# Page and application data records
━━━━━━
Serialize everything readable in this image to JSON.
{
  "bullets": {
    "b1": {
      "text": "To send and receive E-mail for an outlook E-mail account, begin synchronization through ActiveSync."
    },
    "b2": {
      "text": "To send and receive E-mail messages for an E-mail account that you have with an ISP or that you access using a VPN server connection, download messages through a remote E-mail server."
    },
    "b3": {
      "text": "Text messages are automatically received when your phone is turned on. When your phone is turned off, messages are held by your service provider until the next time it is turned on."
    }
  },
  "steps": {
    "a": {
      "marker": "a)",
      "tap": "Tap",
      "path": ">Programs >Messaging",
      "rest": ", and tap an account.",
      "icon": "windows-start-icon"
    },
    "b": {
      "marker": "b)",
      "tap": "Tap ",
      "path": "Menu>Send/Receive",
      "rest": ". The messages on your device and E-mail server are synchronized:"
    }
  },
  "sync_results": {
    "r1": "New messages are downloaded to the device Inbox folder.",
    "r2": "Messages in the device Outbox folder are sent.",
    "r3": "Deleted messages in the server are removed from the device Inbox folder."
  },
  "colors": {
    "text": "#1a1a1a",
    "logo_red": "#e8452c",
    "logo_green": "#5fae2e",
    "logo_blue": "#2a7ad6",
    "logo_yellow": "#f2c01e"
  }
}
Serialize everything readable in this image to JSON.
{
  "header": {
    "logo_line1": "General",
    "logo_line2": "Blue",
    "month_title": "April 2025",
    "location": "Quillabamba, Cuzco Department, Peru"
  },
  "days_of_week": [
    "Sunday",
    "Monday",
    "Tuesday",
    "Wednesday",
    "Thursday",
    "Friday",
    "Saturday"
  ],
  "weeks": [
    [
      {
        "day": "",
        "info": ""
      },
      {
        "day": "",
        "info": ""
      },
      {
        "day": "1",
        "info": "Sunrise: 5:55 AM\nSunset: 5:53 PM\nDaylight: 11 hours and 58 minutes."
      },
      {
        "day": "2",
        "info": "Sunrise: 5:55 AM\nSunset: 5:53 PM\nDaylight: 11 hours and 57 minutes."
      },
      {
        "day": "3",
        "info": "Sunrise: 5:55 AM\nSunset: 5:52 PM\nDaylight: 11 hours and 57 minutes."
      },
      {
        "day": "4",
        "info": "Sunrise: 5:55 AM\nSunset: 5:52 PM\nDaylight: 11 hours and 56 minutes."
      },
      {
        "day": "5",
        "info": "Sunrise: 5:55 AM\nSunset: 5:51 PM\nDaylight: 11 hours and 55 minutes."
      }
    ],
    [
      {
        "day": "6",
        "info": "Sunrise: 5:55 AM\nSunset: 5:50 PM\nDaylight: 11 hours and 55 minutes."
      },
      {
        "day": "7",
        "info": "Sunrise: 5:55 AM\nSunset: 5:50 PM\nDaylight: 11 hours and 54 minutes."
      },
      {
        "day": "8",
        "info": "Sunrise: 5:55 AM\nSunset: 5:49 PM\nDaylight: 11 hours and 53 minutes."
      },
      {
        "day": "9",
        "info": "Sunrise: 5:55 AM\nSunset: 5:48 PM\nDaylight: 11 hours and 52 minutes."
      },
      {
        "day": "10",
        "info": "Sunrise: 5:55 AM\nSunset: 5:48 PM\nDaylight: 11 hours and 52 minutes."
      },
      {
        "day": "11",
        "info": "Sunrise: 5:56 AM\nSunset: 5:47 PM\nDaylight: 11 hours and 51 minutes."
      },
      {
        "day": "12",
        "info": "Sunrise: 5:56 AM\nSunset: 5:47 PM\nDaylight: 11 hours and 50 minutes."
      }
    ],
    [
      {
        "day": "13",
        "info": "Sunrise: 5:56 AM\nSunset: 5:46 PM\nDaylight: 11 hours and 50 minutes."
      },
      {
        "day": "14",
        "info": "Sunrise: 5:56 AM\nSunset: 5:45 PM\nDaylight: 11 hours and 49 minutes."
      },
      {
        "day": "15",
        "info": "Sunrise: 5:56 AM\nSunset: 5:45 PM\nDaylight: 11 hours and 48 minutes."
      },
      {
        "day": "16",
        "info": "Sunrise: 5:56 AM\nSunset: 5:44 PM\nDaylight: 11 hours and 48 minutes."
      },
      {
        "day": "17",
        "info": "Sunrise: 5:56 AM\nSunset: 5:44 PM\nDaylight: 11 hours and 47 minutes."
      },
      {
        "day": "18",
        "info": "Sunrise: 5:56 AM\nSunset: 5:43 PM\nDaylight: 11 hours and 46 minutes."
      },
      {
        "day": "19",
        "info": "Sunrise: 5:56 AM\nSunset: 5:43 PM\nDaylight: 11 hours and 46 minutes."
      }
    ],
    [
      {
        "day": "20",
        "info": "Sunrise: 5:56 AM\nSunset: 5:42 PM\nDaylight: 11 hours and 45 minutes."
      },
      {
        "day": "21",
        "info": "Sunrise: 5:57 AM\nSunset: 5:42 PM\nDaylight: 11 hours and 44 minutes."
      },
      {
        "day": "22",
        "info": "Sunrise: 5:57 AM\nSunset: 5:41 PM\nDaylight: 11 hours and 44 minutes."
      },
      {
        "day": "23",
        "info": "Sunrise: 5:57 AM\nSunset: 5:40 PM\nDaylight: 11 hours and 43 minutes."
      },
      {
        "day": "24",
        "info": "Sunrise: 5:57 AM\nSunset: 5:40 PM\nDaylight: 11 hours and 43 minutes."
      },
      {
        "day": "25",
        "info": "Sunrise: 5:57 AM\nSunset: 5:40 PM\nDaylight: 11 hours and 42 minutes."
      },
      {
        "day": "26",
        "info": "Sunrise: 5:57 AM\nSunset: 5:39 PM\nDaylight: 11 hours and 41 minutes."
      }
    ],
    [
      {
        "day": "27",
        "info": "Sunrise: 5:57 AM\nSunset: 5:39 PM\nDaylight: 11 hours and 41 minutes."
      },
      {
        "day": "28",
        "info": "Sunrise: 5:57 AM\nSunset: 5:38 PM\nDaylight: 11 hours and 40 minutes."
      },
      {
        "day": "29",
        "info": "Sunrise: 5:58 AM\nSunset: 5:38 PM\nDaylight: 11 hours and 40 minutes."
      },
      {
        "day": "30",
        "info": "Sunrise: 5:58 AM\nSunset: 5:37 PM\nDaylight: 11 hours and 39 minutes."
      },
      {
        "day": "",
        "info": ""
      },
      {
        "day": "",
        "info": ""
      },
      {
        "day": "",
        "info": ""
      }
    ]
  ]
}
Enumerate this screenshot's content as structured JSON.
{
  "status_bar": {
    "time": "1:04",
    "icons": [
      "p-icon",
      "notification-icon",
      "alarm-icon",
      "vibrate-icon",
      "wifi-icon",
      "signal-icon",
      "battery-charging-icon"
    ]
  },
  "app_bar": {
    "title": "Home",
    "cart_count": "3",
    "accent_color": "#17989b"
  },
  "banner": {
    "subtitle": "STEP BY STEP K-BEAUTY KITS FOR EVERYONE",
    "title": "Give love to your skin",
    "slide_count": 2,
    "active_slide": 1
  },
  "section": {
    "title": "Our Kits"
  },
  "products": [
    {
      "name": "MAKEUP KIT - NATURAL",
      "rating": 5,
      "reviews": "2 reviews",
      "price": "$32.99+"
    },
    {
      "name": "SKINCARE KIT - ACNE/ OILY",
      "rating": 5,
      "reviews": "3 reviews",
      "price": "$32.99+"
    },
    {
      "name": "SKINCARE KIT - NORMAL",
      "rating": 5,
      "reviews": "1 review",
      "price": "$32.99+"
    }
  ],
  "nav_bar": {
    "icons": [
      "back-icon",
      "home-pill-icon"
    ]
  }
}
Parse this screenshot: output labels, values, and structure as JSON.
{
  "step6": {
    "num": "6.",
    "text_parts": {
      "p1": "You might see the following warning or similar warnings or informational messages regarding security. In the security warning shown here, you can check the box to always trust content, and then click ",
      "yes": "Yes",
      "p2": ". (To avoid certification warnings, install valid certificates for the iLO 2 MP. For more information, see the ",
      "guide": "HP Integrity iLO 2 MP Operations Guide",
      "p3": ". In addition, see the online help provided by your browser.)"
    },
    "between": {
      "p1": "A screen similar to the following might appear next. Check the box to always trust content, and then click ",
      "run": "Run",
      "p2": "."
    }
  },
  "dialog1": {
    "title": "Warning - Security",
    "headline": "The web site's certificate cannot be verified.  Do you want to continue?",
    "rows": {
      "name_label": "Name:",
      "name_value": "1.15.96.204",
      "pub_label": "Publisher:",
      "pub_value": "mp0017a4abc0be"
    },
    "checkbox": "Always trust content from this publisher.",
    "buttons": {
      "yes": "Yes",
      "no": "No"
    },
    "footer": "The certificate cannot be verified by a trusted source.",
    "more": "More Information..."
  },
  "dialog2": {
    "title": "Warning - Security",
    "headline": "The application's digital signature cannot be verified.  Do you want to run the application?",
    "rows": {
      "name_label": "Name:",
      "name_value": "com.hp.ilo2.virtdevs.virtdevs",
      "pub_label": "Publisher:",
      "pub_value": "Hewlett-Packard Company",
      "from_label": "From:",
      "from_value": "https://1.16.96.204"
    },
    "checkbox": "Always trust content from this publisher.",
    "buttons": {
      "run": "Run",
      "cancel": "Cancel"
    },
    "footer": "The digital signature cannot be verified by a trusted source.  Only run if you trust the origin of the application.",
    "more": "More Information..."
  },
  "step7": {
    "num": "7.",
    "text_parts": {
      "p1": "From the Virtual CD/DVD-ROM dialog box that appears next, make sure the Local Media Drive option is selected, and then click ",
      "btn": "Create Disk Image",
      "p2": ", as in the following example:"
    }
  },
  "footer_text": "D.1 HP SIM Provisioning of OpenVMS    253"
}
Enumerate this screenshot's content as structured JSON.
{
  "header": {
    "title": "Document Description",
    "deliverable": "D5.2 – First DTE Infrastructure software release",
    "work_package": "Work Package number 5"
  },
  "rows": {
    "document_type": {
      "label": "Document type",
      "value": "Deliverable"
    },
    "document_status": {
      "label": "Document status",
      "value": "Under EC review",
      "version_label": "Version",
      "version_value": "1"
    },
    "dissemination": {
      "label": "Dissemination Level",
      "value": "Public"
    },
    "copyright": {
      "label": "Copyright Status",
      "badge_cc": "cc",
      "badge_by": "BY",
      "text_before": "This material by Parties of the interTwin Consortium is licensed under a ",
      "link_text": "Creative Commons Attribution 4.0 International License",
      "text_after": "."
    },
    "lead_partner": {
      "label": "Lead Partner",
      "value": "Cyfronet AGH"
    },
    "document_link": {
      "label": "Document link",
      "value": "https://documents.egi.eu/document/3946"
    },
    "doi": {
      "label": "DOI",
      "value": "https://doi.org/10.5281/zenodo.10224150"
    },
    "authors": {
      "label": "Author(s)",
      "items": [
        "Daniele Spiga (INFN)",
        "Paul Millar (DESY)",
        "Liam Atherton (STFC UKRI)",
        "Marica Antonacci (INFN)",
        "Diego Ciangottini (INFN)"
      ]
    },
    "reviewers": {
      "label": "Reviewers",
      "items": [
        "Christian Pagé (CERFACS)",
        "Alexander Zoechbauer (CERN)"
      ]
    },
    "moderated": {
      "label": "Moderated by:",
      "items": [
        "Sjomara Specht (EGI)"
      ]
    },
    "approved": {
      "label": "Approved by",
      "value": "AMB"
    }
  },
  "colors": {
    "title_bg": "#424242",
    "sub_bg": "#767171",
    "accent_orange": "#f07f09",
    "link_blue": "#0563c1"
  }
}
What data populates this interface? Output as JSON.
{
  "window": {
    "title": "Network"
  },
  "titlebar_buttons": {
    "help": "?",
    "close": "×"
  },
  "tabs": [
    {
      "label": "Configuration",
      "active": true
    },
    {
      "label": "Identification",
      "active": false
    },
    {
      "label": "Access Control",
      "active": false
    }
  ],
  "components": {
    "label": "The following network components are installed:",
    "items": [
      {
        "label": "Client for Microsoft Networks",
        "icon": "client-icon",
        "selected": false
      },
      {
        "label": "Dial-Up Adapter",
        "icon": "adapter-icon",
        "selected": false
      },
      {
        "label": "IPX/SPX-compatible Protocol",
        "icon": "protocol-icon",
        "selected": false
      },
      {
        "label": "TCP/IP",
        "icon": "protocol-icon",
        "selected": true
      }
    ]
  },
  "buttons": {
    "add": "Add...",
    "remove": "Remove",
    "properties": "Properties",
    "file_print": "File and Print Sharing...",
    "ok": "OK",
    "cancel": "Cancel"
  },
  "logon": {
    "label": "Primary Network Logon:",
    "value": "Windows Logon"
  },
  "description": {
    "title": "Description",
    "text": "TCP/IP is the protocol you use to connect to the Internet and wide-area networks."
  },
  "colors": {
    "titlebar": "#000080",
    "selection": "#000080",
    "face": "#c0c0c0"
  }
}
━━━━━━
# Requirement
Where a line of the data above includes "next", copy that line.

# Reply
      "text": "Text messages are automatically received when your phone is turned on. When your phone is turned off, messages are held by your service provider until the next time it is turned on."
      "p1": "A screen similar to the following might appear next. Check the box to always trust content, and then click ",
      "p1": "From the Virtual CD/DVD-ROM dialog box that appears next, make sure the Local Media Drive option is selected, and then click ",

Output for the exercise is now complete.